    No one needs a movie about how we shouldn’t have to pay for air, because we don’t have to do that. But a movie about not mistreating trees or polluting lakes is actually relevant. The actual crux of the story, the part where the Oncler destroys the Lorax’s home, was reduced to one five minute villain song while the movie focused instead on bad slapstick and jokes.

    But it’s not a surprise the movie watered down the environmentalist stance of the movie, considering they wanted to cash in and use The Lorax to sell cars. Yeah. They used a story about being distrustful of polluting technology to sell gas guzzlers. That’s how you know they didn’t care.

  8. The Seeker: The Dark is Rising (Based on 'The Dark is Rising' by Susan Cooper)

    The Seeker: The Dark Is Rising totally gutted the source material, partly because of the directors evangelism and partly for no reason at all. The movie was directed by the self-described “missionary to Hollywood” David Cunningham, who expunged anything vaguely pagan (and by pagan we mean like…Celtic and Authurian type-stuff, the basic stuff you see in most Western fantasies) from the story in his zealotry and pretty much destroyed it as a result.

    All of the interesting backstory and worldbuilding was expunged and the movie was left with being a generic “gotta-catch-em-all” fetch quest to defeat a bland being of darkness who has decided to rise now after many years for reasons unexplained. The movie even changed the main character’s nationality to American inexplicably. You have to wonder why Cunningham bothered to adapt a book he apparently found to be so counter to his beleifs.

  9. Gulliver's Travels (2010) (Based on 'Gulliver's Travels' by Jonathan Swift)

    It takes some real nerve to take a literary classic and inject a bunch of fart jokes other types of potty humor into it, but that’s exactly what the 2010 version of Gulliver’s Travels starring Jack Black did. There have been tons and tons of adaptations of Gulliver’s Travels over the years, but this one is unquestionably the worst. Gulliver’s Travels is famous for being a scathing satire of people in power, but the movie throws that away for tiny people being assaulted by Jack Black’s butt. Jack Black plays the childish slacker character he plays in all his movies in this one, having little in common with the main character of it’s source material. Rather than Gulliver’s Travels, it’s more like Nacho Libre: The Giant, Unnecessary Sequel.

  10. The Cat in the Hat (2003) (Based on 'The Cat in the Hat by Dr. Seuss)

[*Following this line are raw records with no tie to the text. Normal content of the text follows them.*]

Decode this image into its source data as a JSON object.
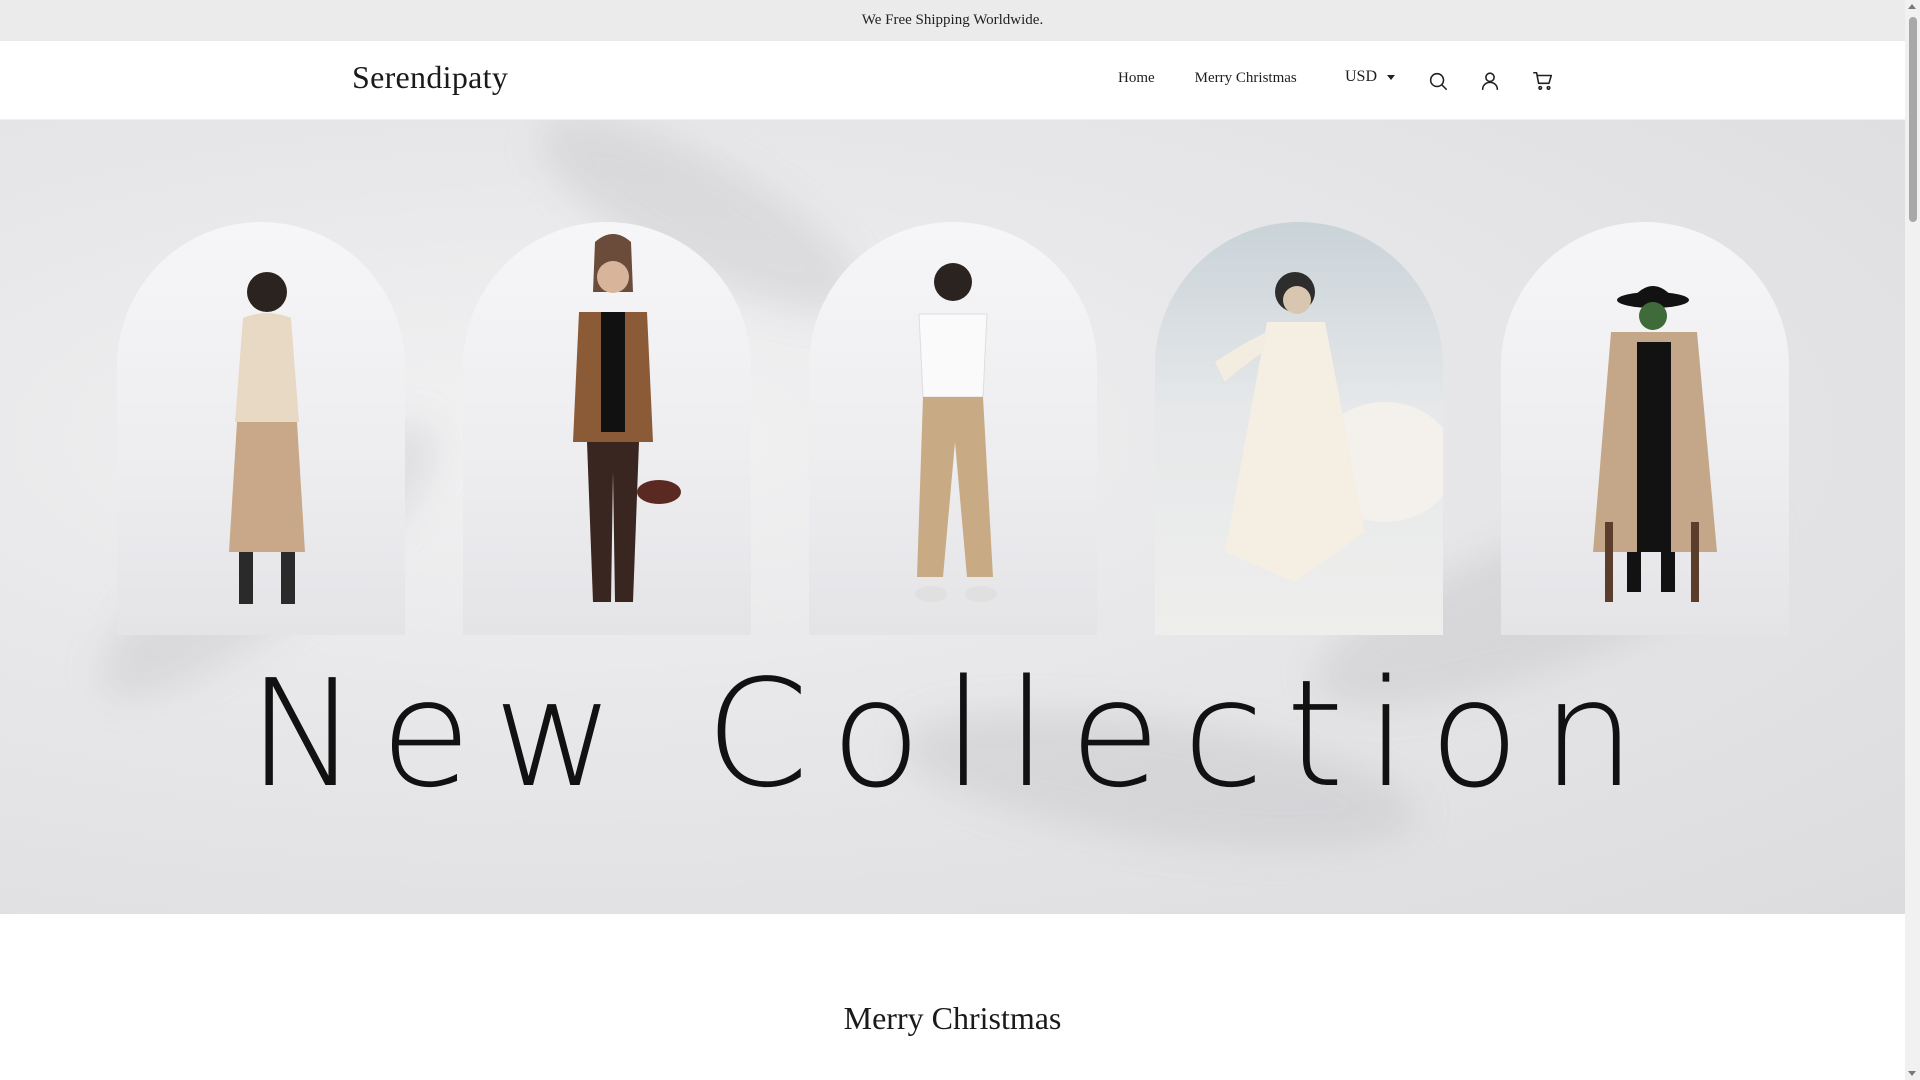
{
  "announcement": {
    "text": "We Free Shipping Worldwide."
  },
  "header": {
    "logo": "Serendipaty",
    "nav": [
      {
        "label": "Home"
      },
      {
        "label": "Merry Christmas"
      }
    ],
    "currency": "USD",
    "icons": {
      "search": "search-icon",
      "account": "account-icon",
      "cart": "cart-icon"
    }
  },
  "hero": {
    "title": "New Collection",
    "models": [
      {
        "name": "model-beige-knit-skirt",
        "outfit_colors": [
          "#e8d9c5",
          "#c8a888",
          "#2a2a2a"
        ]
      },
      {
        "name": "model-brown-leather-jacket",
        "outfit_colors": [
          "#8b5a37",
          "#111111",
          "#3a2621"
        ]
      },
      {
        "name": "model-white-tee-cargo",
        "outfit_colors": [
          "#fafafa",
          "#c8ab84",
          "#e0e0e0"
        ]
      },
      {
        "name": "model-white-dress",
        "outfit_colors": [
          "#f5efe3",
          "#2d2d2d",
          "#d9c6b0"
        ]
      },
      {
        "name": "model-trench-coat-hat",
        "outfit_colors": [
          "#c4a788",
          "#121212",
          "#5a3d2b"
        ]
      }
    ]
  },
  "sections": [
    {
      "title": "Merry Christmas"
    }
  ]
}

    There was this weird period in our history where Hollywood insisted on remaking classic Dr. Seuss books and coating real actors with CGI and makeup to make them into horrifying creatures. The Grinch Who Stole Christmas remake at least had a couple funny moments, but The Cat in the Hat was just…really unsettling.  A short and sweet 1,600 children’s picture book is blown up into a bloated movie filled with fart jokes and raunchy sexual humor that is inappropriate for young children and just boring and vaguely uncomfortable for adults.

    I mean, it’s a Dr. Seuss adaptation that contains the line “I can’t believe you pissed on my taco”. Talk about being divorced from the source material. Unless you want to watch Mike Myers be vaguely creepy to some small children, avoid this one. It was so bad Dr. Seuss's widow vowed to never let them make a live-action movie of her late husband’s work again, apparently. While these adaptations are pretty terrible, there are some amazing adaptations too. You can read our Top 10 Best Book to Movie Fantasy Adaptations here!